*** Opening Exercise inputs ***

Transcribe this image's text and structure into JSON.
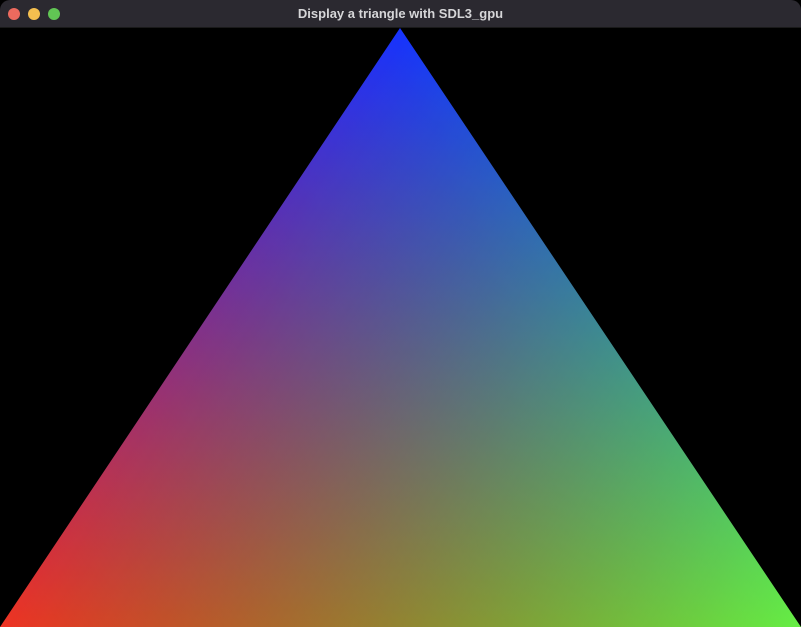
{
  "window": {
    "title": "Display a triangle with SDL3_gpu"
  },
  "traffic_lights": [
    {
      "name": "close-button",
      "color": "#ec6a5e"
    },
    {
      "name": "minimize-button",
      "color": "#f4bf4f"
    },
    {
      "name": "zoom-button",
      "color": "#61c554"
    }
  ],
  "viewport": {
    "background": "#000000",
    "triangle": {
      "vertex_colors": {
        "top": "#0022ff",
        "bottom_left": "#ee3322",
        "bottom_right": "#66ee44"
      }
    }
  }
}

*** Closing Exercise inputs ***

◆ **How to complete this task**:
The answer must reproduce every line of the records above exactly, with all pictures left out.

◆ **Exercise output**:
Transcribe this image's text and structure into JSON.
{
  "window": {
    "title": "Display a triangle with SDL3_gpu"
  },
  "traffic_lights": [
    {
      "name": "close-button",
      "color": "#ec6a5e"
    },
    {
      "name": "minimize-button",
      "color": "#f4bf4f"
    },
    {
      "name": "zoom-button",
      "color": "#61c554"
    }
  ],
  "viewport": {
    "background": "#000000",
    "triangle": {
      "vertex_colors": {
        "top": "#0022ff",
        "bottom_left": "#ee3322",
        "bottom_right": "#66ee44"
      }
    }
  }
}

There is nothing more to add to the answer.